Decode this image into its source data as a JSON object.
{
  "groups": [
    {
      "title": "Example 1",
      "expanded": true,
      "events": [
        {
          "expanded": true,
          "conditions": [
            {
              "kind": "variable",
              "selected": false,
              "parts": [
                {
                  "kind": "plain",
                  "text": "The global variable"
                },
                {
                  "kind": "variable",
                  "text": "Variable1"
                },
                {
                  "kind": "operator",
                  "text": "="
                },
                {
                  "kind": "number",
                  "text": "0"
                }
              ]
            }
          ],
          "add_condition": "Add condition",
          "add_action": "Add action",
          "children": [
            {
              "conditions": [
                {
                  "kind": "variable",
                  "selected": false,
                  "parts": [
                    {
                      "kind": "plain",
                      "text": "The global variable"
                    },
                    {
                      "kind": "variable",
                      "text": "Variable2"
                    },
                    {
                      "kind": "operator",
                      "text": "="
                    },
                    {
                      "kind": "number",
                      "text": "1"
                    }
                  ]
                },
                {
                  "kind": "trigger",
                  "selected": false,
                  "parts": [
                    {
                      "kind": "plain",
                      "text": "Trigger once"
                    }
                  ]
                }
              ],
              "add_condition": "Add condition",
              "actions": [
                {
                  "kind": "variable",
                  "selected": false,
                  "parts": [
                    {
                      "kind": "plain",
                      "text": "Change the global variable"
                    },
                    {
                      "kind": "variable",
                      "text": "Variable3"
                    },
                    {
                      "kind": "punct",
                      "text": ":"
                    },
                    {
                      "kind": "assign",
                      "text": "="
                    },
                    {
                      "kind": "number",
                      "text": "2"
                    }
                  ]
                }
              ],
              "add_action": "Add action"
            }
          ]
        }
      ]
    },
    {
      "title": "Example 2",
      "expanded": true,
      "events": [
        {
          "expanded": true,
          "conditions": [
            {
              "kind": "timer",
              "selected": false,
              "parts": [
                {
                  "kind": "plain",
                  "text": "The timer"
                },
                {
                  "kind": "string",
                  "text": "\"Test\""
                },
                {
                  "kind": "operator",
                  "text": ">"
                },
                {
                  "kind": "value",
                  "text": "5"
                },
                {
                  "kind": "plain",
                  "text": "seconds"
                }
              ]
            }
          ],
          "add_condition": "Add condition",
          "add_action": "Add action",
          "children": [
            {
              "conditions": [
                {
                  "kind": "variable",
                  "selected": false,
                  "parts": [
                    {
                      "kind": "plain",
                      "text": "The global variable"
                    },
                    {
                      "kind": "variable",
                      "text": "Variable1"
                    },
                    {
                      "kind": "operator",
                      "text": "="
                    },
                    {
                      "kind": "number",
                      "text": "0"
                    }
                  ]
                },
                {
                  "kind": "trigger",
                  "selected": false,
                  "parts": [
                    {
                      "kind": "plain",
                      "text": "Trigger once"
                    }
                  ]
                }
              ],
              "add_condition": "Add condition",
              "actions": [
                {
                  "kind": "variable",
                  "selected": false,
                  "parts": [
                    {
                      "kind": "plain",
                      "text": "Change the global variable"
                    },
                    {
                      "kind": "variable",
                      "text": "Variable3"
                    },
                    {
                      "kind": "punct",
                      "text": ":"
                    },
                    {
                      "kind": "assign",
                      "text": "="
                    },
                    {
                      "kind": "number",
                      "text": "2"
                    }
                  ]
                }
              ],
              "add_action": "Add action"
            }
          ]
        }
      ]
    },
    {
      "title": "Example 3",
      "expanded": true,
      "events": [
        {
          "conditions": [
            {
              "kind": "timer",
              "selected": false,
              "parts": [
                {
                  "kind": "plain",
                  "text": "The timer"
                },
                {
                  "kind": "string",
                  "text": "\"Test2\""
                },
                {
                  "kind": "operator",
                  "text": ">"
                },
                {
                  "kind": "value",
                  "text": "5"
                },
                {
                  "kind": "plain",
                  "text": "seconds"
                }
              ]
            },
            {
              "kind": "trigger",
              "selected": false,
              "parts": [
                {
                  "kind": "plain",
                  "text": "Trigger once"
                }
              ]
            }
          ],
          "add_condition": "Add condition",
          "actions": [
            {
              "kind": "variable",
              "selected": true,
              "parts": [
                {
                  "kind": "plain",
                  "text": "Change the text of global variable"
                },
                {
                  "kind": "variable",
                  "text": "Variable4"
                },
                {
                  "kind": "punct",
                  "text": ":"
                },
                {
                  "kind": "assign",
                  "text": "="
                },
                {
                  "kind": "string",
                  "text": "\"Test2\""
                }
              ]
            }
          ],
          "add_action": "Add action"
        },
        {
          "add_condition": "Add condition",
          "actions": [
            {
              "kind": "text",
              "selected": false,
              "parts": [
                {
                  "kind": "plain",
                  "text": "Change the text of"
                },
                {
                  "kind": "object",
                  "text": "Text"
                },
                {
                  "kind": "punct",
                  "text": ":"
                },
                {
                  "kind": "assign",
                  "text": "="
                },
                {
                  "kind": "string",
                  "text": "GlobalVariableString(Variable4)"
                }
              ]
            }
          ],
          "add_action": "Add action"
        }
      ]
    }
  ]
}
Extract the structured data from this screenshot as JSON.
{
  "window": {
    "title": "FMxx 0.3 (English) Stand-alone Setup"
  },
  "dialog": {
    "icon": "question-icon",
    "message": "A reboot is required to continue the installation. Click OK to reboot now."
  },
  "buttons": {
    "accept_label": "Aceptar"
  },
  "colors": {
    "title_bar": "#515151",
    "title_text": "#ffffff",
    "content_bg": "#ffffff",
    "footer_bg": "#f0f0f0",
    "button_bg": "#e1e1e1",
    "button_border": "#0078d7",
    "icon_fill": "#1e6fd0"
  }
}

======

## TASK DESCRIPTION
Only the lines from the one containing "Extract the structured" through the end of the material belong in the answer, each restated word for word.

## ANSWER AREA
Extract the structured data from this screenshot as JSON.
{
  "window": {
    "title": "FMxx 0.3 (English) Stand-alone Setup"
  },
  "dialog": {
    "icon": "question-icon",
    "message": "A reboot is required to continue the installation. Click OK to reboot now."
  },
  "buttons": {
    "accept_label": "Aceptar"
  },
  "colors": {
    "title_bar": "#515151",
    "title_text": "#ffffff",
    "content_bg": "#ffffff",
    "footer_bg": "#f0f0f0",
    "button_bg": "#e1e1e1",
    "button_border": "#0078d7",
    "icon_fill": "#1e6fd0"
  }
}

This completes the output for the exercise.